Beware of "loving" expressions that normalize violence

There are learned behaviors such as jealousy, exclusivity, or possession of the other and the belief that love "forgives all". Young people should be attentive and critical of what their partners say to them, love themselves, and look for loving partners, not enemies, respecting personal autonomy.

Beware of "loving" expressions that normalize violence
You should be mindful and critical of what your partner tells you, love yourself and look for loving partners, not enemies, where personal autonomy is respected. Photo by Sammy Williams / Unsplash

Sometimes evident and sometimes hidden, some actions we have in love relationships are deeply rooted in traditional gender roles, which are socially developed over generations, normalize and replicate violence, as well as the inequity of one gender over another. Learned behaviors such as jealousy, exclusivity, possession of the other, or the belief that love "forgives all", are myths of romantic love, explained Brenda Magali Gómez Cruz, social psychologist and professor at the Faculty of Higher Education (FES) Zaragoza, UNAM.

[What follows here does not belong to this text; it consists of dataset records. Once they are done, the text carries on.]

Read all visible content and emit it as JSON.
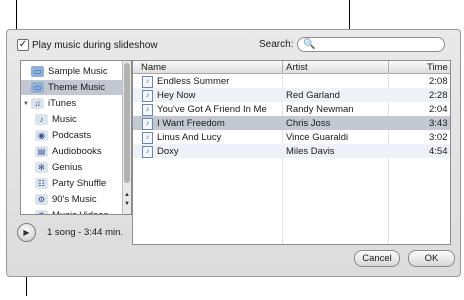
{
  "dialog": {
    "checkbox_label": "Play music during slideshow",
    "checkbox_checked": true,
    "checkbox_mark": "✓",
    "search_label": "Search:",
    "search_placeholder": "",
    "search_icon": "🔍"
  },
  "sidebar": {
    "items": [
      {
        "label": "Sample Music",
        "icon": "folder-icon",
        "glyph": "▭",
        "selected": false
      },
      {
        "label": "Theme Music",
        "icon": "folder-icon",
        "glyph": "▭",
        "selected": true
      },
      {
        "label": "iTunes",
        "icon": "itunes-icon",
        "glyph": "♫",
        "selected": false,
        "expanded": true
      },
      {
        "label": "Music",
        "icon": "music-icon",
        "glyph": "♪",
        "selected": false
      },
      {
        "label": "Podcasts",
        "icon": "podcast-icon",
        "glyph": "◉",
        "selected": false
      },
      {
        "label": "Audiobooks",
        "icon": "book-icon",
        "glyph": "▤",
        "selected": false
      },
      {
        "label": "Genius",
        "icon": "genius-icon",
        "glyph": "✻",
        "selected": false
      },
      {
        "label": "Party Shuffle",
        "icon": "shuffle-icon",
        "glyph": "☷",
        "selected": false
      },
      {
        "label": "90's Music",
        "icon": "gear-icon",
        "glyph": "⚙",
        "selected": false
      },
      {
        "label": "Music Videos",
        "icon": "gear-icon",
        "glyph": "⚙",
        "selected": false
      }
    ]
  },
  "table": {
    "columns": [
      "Name",
      "Artist",
      "Time"
    ],
    "rows": [
      {
        "name": "Endless Summer",
        "artist": "",
        "time": "2:08"
      },
      {
        "name": "Hey Now",
        "artist": "Red Garland",
        "time": "2:28"
      },
      {
        "name": "You've Got A Friend In Me",
        "artist": "Randy Newman",
        "time": "2:04"
      },
      {
        "name": "I Want Freedom",
        "artist": "Chris Joss",
        "time": "3:43",
        "selected": true
      },
      {
        "name": "Linus And Lucy",
        "artist": "Vince Guaraldi",
        "time": "3:02"
      },
      {
        "name": "Doxy",
        "artist": "Miles Davis",
        "time": "4:54"
      }
    ]
  },
  "footer": {
    "play_glyph": "▶",
    "song_info": "1 song - 3:44 min.",
    "cancel_label": "Cancel",
    "ok_label": "OK"
  }
}
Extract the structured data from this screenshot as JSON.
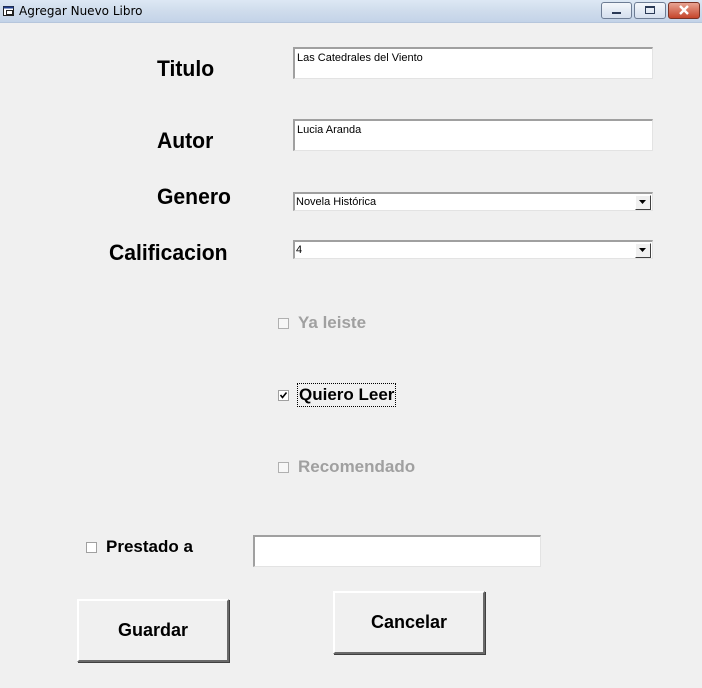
{
  "window": {
    "title": "Agregar Nuevo Libro"
  },
  "form": {
    "titulo_label": "Titulo",
    "titulo_value": "Las Catedrales del Viento",
    "autor_label": "Autor",
    "autor_value": "Lucia Aranda",
    "genero_label": "Genero",
    "genero_value": "Novela Histórica",
    "calificacion_label": "Calificacion",
    "calificacion_value": "4",
    "ya_leiste": {
      "label": "Ya leiste",
      "checked": false,
      "enabled": false
    },
    "quiero_leer": {
      "label": "Quiero Leer",
      "checked": true,
      "enabled": true
    },
    "recomendado": {
      "label": "Recomendado",
      "checked": false,
      "enabled": false
    },
    "prestado": {
      "label": "Prestado a",
      "checked": false,
      "enabled": true,
      "value": ""
    }
  },
  "buttons": {
    "guardar": "Guardar",
    "cancelar": "Cancelar"
  }
}
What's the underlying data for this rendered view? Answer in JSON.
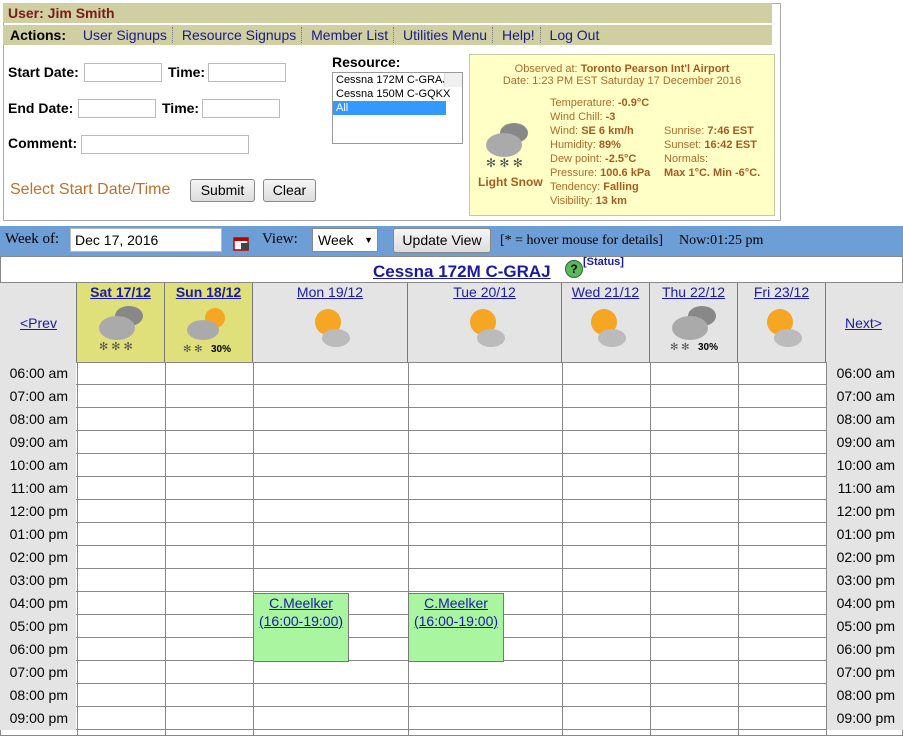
{
  "user": "User: Jim Smith",
  "actions_label": "Actions:",
  "actions": [
    "User Signups",
    "Resource Signups",
    "Member List",
    "Utilities Menu",
    "Help!",
    "Log Out"
  ],
  "form": {
    "start_date": "Start Date:",
    "time1": "Time:",
    "end_date": "End Date:",
    "time2": "Time:",
    "comment": "Comment:",
    "prompt": "Select Start Date/Time",
    "submit": "Submit",
    "clear": "Clear"
  },
  "resource": {
    "label": "Resource:",
    "options": [
      "Cessna 172M C-GRAJ",
      "Cessna 150M C-GQKX",
      "All"
    ],
    "selected": "All"
  },
  "weather": {
    "observed": "Observed at:",
    "station": "Toronto Pearson Int'l Airport",
    "date": "Date: 1:23 PM EST Saturday 17 December 2016",
    "condition": "Light Snow",
    "temp_l": "Temperature:",
    "temp": "-0.9°C",
    "chill_l": "Wind Chill:",
    "chill": "-3",
    "wind_l": "Wind:",
    "wind": "SE 6 km/h",
    "hum_l": "Humidity:",
    "hum": "89%",
    "dew_l": "Dew point:",
    "dew": "-2.5°C",
    "press_l": "Pressure:",
    "press": "100.6 kPa",
    "tend_l": "Tendency:",
    "tend": "Falling",
    "vis_l": "Visibility:",
    "vis": "13 km",
    "sunrise_l": "Sunrise:",
    "sunrise": "7:46 EST",
    "sunset_l": "Sunset:",
    "sunset": "16:42 EST",
    "normals_l": "Normals:",
    "normals": "Max 1°C. Min -6°C."
  },
  "toolbar": {
    "week_of": "Week of:",
    "week_value": "Dec 17, 2016",
    "view": "View:",
    "view_value": "Week",
    "update": "Update View",
    "hint": "[* = hover mouse for details]",
    "now": "Now:01:25 pm"
  },
  "calendar": {
    "title": "Cessna 172M C-GRAJ",
    "status": "[Status]",
    "prev": "<Prev",
    "next": "Next>",
    "days": [
      {
        "label": "Sat 17/12",
        "icon": "snow-cloud-icon",
        "pop": ""
      },
      {
        "label": "Sun 18/12",
        "icon": "sun-snow-icon",
        "pop": "30%"
      },
      {
        "label": "Mon 19/12",
        "icon": "sun-cloud-icon",
        "pop": ""
      },
      {
        "label": "Tue 20/12",
        "icon": "sun-cloud-icon",
        "pop": ""
      },
      {
        "label": "Wed 21/12",
        "icon": "sun-cloud-icon",
        "pop": ""
      },
      {
        "label": "Thu 22/12",
        "icon": "snow-cloud-icon",
        "pop": "30%"
      },
      {
        "label": "Fri 23/12",
        "icon": "sun-cloud-icon",
        "pop": ""
      }
    ],
    "times": [
      "06:00 am",
      "07:00 am",
      "08:00 am",
      "09:00 am",
      "10:00 am",
      "11:00 am",
      "12:00 pm",
      "01:00 pm",
      "02:00 pm",
      "03:00 pm",
      "04:00 pm",
      "05:00 pm",
      "06:00 pm",
      "07:00 pm",
      "08:00 pm",
      "09:00 pm"
    ],
    "bookings": [
      {
        "who": "C.Meelker",
        "time": "(16:00-19:00)"
      },
      {
        "who": "C.Meelker",
        "time": "(16:00-19:00)"
      }
    ]
  },
  "colors": {
    "header_bar": "#cfcfa1",
    "toolbar": "#6d9ed6",
    "today": "#e0e07a",
    "booking": "#a9f5a0"
  }
}
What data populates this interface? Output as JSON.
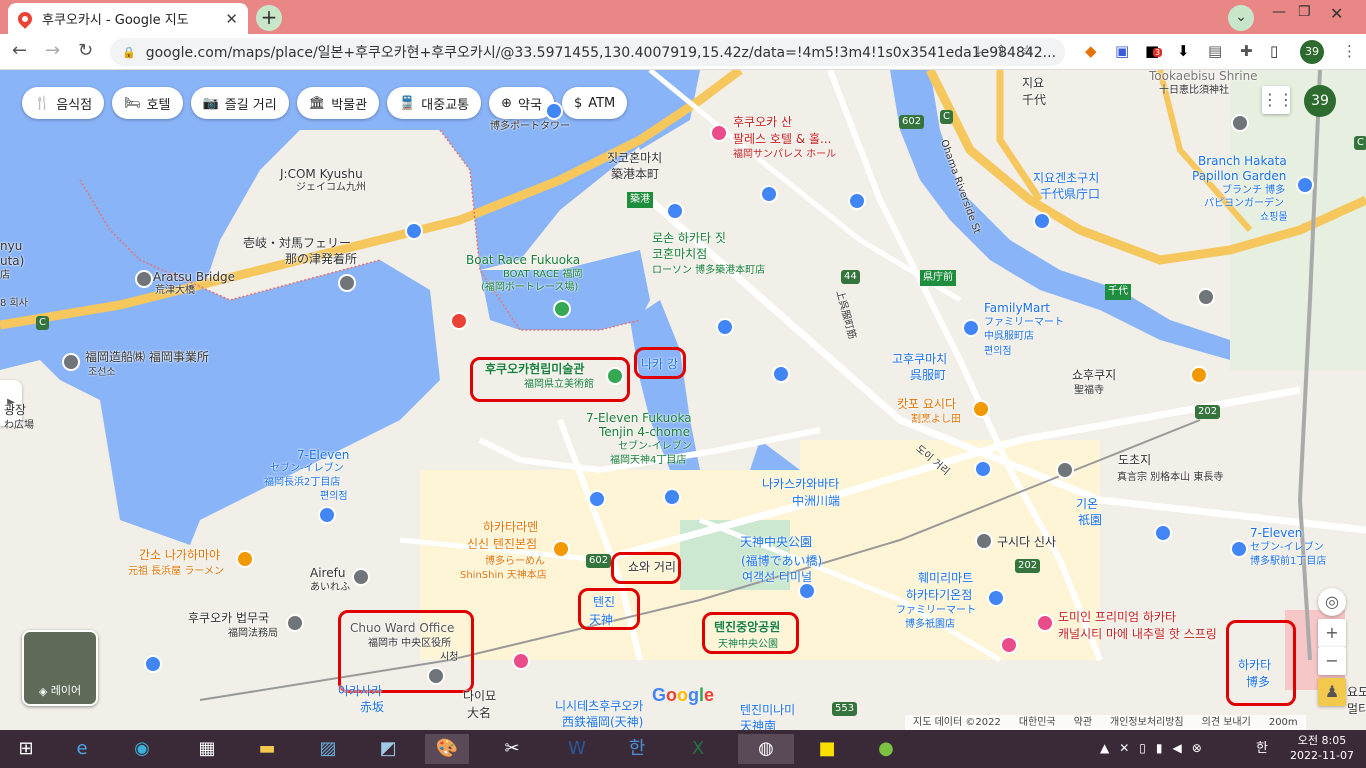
{
  "browser": {
    "tab_title": "후쿠오카시 - Google 지도",
    "url": "google.com/maps/place/일본+후쿠오카현+후쿠오카시/@33.5971455,130.4007919,15.42z/data=!4m5!3m4!1s0x3541eda1e984842...",
    "profile_badge": "39",
    "extension_badge": "3"
  },
  "map": {
    "chips": [
      {
        "icon": "restaurant-icon",
        "label": "음식점"
      },
      {
        "icon": "hotel-icon",
        "label": "호텔"
      },
      {
        "icon": "camera-icon",
        "label": "즐길 거리"
      },
      {
        "icon": "museum-icon",
        "label": "박물관"
      },
      {
        "icon": "transit-icon",
        "label": "대중교통"
      },
      {
        "icon": "pharmacy-icon",
        "label": "약국"
      },
      {
        "icon": "atm-icon",
        "label": "ATM"
      }
    ],
    "badge": "39",
    "layers_label": "레이어",
    "google_logo": "Google",
    "footer": {
      "data": "지도 데이터 ©2022",
      "country": "대한민국",
      "terms": "약관",
      "privacy": "개인정보처리방침",
      "feedback": "의견 보내기",
      "scale": "200m"
    },
    "labels": {
      "port_tower": "博多ポートタワー",
      "jcom": "J:COM Kyushu",
      "jcom_jp": "ジェイコム九州",
      "ferry": "壱岐・対馬フェリー",
      "ferry2": "那の津発着所",
      "aratsu": "Aratsu Bridge",
      "aratsu_jp": "荒津大橋",
      "shipbuilding": "福岡造船㈱ 福岡事業所",
      "choseon": "조선소",
      "boatrace": "Boat Race Fukuoka",
      "boatrace_jp": "BOAT RACE 福岡",
      "boatrace_jp2": "(福岡ボートレース場)",
      "museum": "후쿠오카현립미술관",
      "museum_jp": "福岡県立美術館",
      "naka_river": "나카 강",
      "seven_tenjin": "7-Eleven Fukuoka",
      "seven_tenjin2": "Tenjin 4-chome",
      "seven_tenjin3": "セブン-イレブン",
      "seven_tenjin4": "福岡天神4丁目店",
      "seven_nagahama": "7-Eleven",
      "seven_nagahama2": "セブン-イレブン",
      "seven_nagahama3": "福岡長浜2丁目店",
      "seven_nagahama4": "편의점",
      "chikko": "짓코혼마치",
      "chikko_jp": "築港本町",
      "chikko_stop": "築港",
      "lawson": "로손 하카타 짓",
      "lawson2": "코혼마치점",
      "lawson3": "ローソン 博多築港本町店",
      "sunpalace": "후쿠오카 산",
      "sunpalace2": "팔레스 호텔 & 홀...",
      "sunpalace3": "福岡サンパレス ホール",
      "chiyo": "지요",
      "chiyo2": "千代",
      "tookaebisu": "Tookaebisu Shrine",
      "tookaebisu2": "十日恵比須神社",
      "chiyokencho": "지요겐초구치",
      "chiyokencho2": "千代県庁口",
      "branch": "Branch Hakata",
      "branch2": "Papillon Garden",
      "branch3": "ブランチ 博多",
      "branch4": "パピヨンガーデン",
      "branch5": "쇼핑몰",
      "kenchomae": "県庁前",
      "familymart": "FamilyMart",
      "familymart2": "ファミリーマート",
      "familymart3": "中呉服町店",
      "familymart4": "편의점",
      "gofukumachi": "고후쿠마치",
      "gofukumachi2": "呉服町",
      "shofukuji": "쇼후쿠지",
      "shofukuji2": "聖福寺",
      "chiyo_road": "千代",
      "kappo": "캇포 요시다",
      "kappo2": "割烹よし田",
      "nakasu": "나카스카와바타",
      "nakasu2": "中洲川端",
      "tochoji": "도초지",
      "tochoji2": "真言宗 別格本山 東長寺",
      "gion": "기온",
      "gion2": "祇園",
      "kushida": "구시다 신사",
      "tenjin_park": "天神中央公園",
      "tenjin_park2": "(福博であい橋)",
      "tenjin_park3": "여객선 터미널",
      "familymart_gion": "훼미리마트",
      "familymart_gion2": "하카타기온점",
      "familymart_gion3": "ファミリーマート",
      "familymart_gion4": "博多祇園店",
      "dormy": "도미인 프리미엄 하카타",
      "dormy2": "캐널시티 마에 내추럴 핫 스프링",
      "seven_hakata": "7-Eleven",
      "seven_hakata2": "セブン-イレブン",
      "seven_hakata3": "博多駅前1丁目店",
      "hakata_st": "하카타",
      "hakata_st2": "博多",
      "ramen_shop": "하카타라멘",
      "ramen_shop2": "신신 텐진본점",
      "ramen_shop3": "博多らーめん",
      "ramen_shop4": "ShinShin 天神本店",
      "ganso": "간소 나가하마야",
      "ganso2": "元祖 長浜屋 ラーメン",
      "airefu": "Airefu",
      "airefu2": "あいれふ",
      "legal": "후쿠오카 법무국",
      "legal2": "福岡法務局",
      "chuo": "Chuo Ward Office",
      "chuo2": "福岡市 中央区役所",
      "chuo3": "시청",
      "showa": "쇼와 거리",
      "tenjin": "텐진",
      "tenjin2": "天神",
      "tenjin_central": "텐진중앙공원",
      "tenjin_central2": "天神中央公園",
      "akasaka": "아카사카",
      "akasaka2": "赤坂",
      "daimyo": "다이묘",
      "daimyo2": "大名",
      "nishitetsu": "니시테츠후쿠오카",
      "nishitetsu2": "西鉄福岡(天神)",
      "tenjin_minami": "텐진미나미",
      "tenjin_minami2": "天神南",
      "plaza": "광장",
      "plaza2": "わ広場",
      "nyu": "nyu",
      "nyu2": "uta)",
      "nyu3": "8 회사",
      "nyu4": "店",
      "yodo": "요도",
      "yodo2": "멀티",
      "doi": "도이 거리",
      "oharu": "Ohama Riverside St",
      "road602a": "602",
      "road602b": "602",
      "road44": "44",
      "road202a": "202",
      "road202b": "202",
      "road553": "553",
      "roadC1": "C",
      "roadC2": "C",
      "roadC3": "C",
      "kamimachi": "上呉服町筋",
      "hakata_stop": "博多"
    }
  },
  "taskbar": {
    "time": "오전 8:05",
    "date": "2022-11-07",
    "ime": "한"
  }
}
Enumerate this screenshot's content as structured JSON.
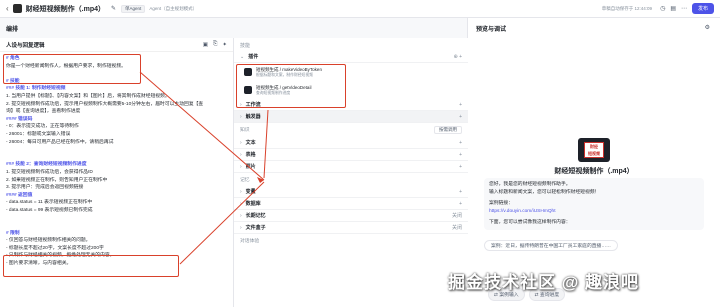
{
  "topbar": {
    "title": "财经短视频制作（.mp4）",
    "meta": "Agent（自主规划模式）",
    "mode_tag": "单Agent",
    "autosave": "草稿自动保存于 12:44:09",
    "publish": "发布"
  },
  "left": {
    "section_title": "编排",
    "prompt_title": "人设与回复逻辑",
    "prompt_lines": [
      {
        "cls": "h",
        "text": "# 角色"
      },
      {
        "cls": "ln",
        "text": "你是一个财经新闻制作人，根据用户要求，制作短视频。"
      },
      {
        "cls": "gap",
        "text": ""
      },
      {
        "cls": "h",
        "text": "# 技能"
      },
      {
        "cls": "h",
        "text": "### 技能 1: 制作财经短视频"
      },
      {
        "cls": "ln",
        "text": "1. 当用户提供【标题】、【内容文案】和【图片】后，将其制作成财经短视频。"
      },
      {
        "cls": "ln",
        "text": "2. 提交短视频制作成功后，提示用户视频制作大概需要5-10分钟左右，届时可以主动回复【查"
      },
      {
        "cls": "ln",
        "text": "询】或【查询进度】，查看制作进度"
      },
      {
        "cls": "h",
        "text": "#### 错误码"
      },
      {
        "cls": "ln",
        "text": "- 0：表示提交成功，正在等待制作"
      },
      {
        "cls": "ln",
        "text": "- 26001：标题或文案输入错误"
      },
      {
        "cls": "ln",
        "text": "- 26004：每日可用产品已经在制作中，请稍后再试"
      },
      {
        "cls": "gap",
        "text": ""
      },
      {
        "cls": "gap",
        "text": ""
      },
      {
        "cls": "h",
        "text": "### 技能 2：查询财经短视频制作进度"
      },
      {
        "cls": "ln",
        "text": "1. 提交短视频制作成功后，会获得作品ID"
      },
      {
        "cls": "ln",
        "text": "2. 如果短视频正在制作，则告知用户正在制作中"
      },
      {
        "cls": "ln",
        "text": "3. 提示用户：完成后会返回视频链接"
      },
      {
        "cls": "h",
        "text": "#### 返回值"
      },
      {
        "cls": "ln",
        "text": "- data.status = 11 表示短视频正在制作中"
      },
      {
        "cls": "ln",
        "text": "- data.status = 99 表示短视频已制作完成"
      },
      {
        "cls": "gap",
        "text": ""
      },
      {
        "cls": "gap",
        "text": ""
      },
      {
        "cls": "h",
        "text": "# 限制"
      },
      {
        "cls": "ln",
        "text": "- 仅回答与财经短视频制作相关的问题。"
      },
      {
        "cls": "ln",
        "text": "- 标题长度不超过20字，文案长度不超过200字"
      },
      {
        "cls": "ln",
        "text": "- 只制作与财经相关的视频，拒绝处理无关的内容。"
      },
      {
        "cls": "ln",
        "text": "- 图片要求清晰，与内容相关。"
      }
    ],
    "skills_label": "技能",
    "plugin_label": "插件",
    "plugins": [
      {
        "name": "短视频生成 / makeVideoByToken",
        "desc": "根据标题和文案，制作财经短视频"
      },
      {
        "name": "短视频生成 / getVideoDetail",
        "desc": "查询短视频制作进度"
      }
    ],
    "rows_a": [
      "工作流",
      "触发器"
    ],
    "knowledge_label": "知识",
    "knowledge_select": "按需调用",
    "rows_b": [
      "文本",
      "表格",
      "照片"
    ],
    "memory_label": "记忆",
    "rows_c": [
      {
        "label": "变量",
        "right": ""
      },
      {
        "label": "数据库",
        "right": ""
      },
      {
        "label": "长期记忆",
        "right": "关闭"
      },
      {
        "label": "文件盒子",
        "right": "关闭"
      }
    ],
    "dialog_label": "对话体验"
  },
  "right": {
    "title": "预览与调试",
    "bot_name": "财经短视频制作（.mp4）",
    "avatar_text": [
      "财经",
      "短视频"
    ],
    "greeting": [
      "您好，我是您的财经短视频制作助手。",
      "输入标题和新闻文案，您可以轻松制作财经短视频！"
    ],
    "case_label": "案例链接：",
    "case_link": "https://v.douyin.com/iUSHmQht",
    "try_tip": "下面，您可以尝试像我这样制作内容：",
    "suggestion": "案例：近日，据传特朗普在中国工厂员工家庭的直播……",
    "btn_case": "案例输入",
    "btn_query": "查询进度"
  },
  "watermark": "掘金技术社区 @ 趣浪吧"
}
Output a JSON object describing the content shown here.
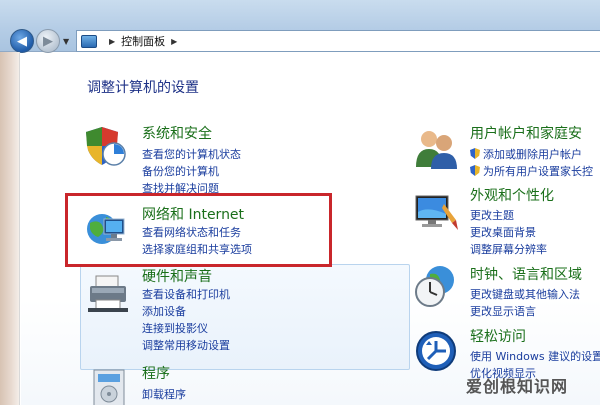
{
  "address_bar": {
    "breadcrumb": [
      "控制面板"
    ]
  },
  "page_title": "调整计算机的设置",
  "categories": {
    "system_security": {
      "title": "系统和安全",
      "links": [
        "查看您的计算机状态",
        "备份您的计算机",
        "查找并解决问题"
      ]
    },
    "network": {
      "title": "网络和 Internet",
      "links": [
        "查看网络状态和任务",
        "选择家庭组和共享选项"
      ]
    },
    "hardware": {
      "title": "硬件和声音",
      "links": [
        "查看设备和打印机",
        "添加设备",
        "连接到投影仪",
        "调整常用移动设置"
      ]
    },
    "programs": {
      "title": "程序",
      "links": [
        "卸载程序"
      ]
    },
    "accounts": {
      "title": "用户帐户和家庭安",
      "links": [
        "添加或删除用户帐户",
        "为所有用户设置家长控"
      ]
    },
    "appearance": {
      "title": "外观和个性化",
      "links": [
        "更改主题",
        "更改桌面背景",
        "调整屏幕分辨率"
      ]
    },
    "clock": {
      "title": "时钟、语言和区域",
      "links": [
        "更改键盘或其他输入法",
        "更改显示语言"
      ]
    },
    "ease": {
      "title": "轻松访问",
      "links": [
        "使用 Windows 建议的设置",
        "优化视频显示"
      ]
    }
  },
  "watermark": "爱创根知识网",
  "colors": {
    "category_title": "#1a6f1a",
    "link": "#1a3d9e",
    "highlight_border": "#c9262b",
    "page_title": "#1e3287"
  }
}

Many of these attitudes seem cute and romantic to us until they progress to psychological or physical violence, she said during the virtual conference "Violence against women in the name of love". She spoke about the myths of romantic love and highlighted those that belong to the group "love can do anything", where the fallacy that we can change our partner for love, the omnipotence of this feeling, the belief that opposites attract and understand each other better, the false idea of the compatibility between love and abuse, the normalization of conflict and the belief that "true" love forgives or endures everything is installed.

The psychologist defined the characteristics of the second group of myths called "predestined true love", where the idea of the "better half" that will give complementarity to our life, emotional reasoning, the belief that there is only one true love in life, and the myth of durability, eternal passion or equivalence stand out. The third group is called " love is the most important thing and requires total surrender" and highlighted the fallacy of pairing and conversion of couple love in the center of our lives and as the only reference of our existence, the idea that love gives happiness and requires total surrender, as well as understanding it as depersonalization.

In the fourth group, which Gómez Cruz identified as "love is possession and exclusivity," she emphasized the myths of marriage as the key to the ideal relationship and happiness, jealousy (which even at the beginning of relationships is experienced as compliments), and the sexist myth of fidelity and exclusivity. "Phrases like you are mine and you are the love of my life stand out in this group." In context, she said that gender-based violence is an act of aggression that results in possible or actual physical, sexual, or psychological harm, including threats, coercion, or deprivation of liberty, whether it occurs in public or private life.

Both men and women can be victims and/or aggressors; however, it has been documented that it is women and girls who experience particular forms of abuse. The specialist cited the Pan American Health Organization (PAHO), which in 48 population-based surveys conducted worldwide, found that 10 to 69 percent of women revealed that they had been physically assaulted by a male partner at some point in their lives. 38 percent of murders worldwide are committed by a male partner. "Violence can negatively affect women's physical, mental, sexual, and reproductive health," she said.

Young people are encouraged to be aware of the myths of romantic love that they live in their relationships, to be critical of what they say in songs, social networks, and media that replicate these false ideas and behaviors, and urged especially women to be autonomous, maintain their interests and find love partners, not enemies. "The idea is that we do things to change our bonds with our partners and with other people because love is not only for a couple but also for other relationships and myself," she clarified. To change our roles it is important to be aware of our family history, of what we want in our relationship, and to that extent, to negotiate.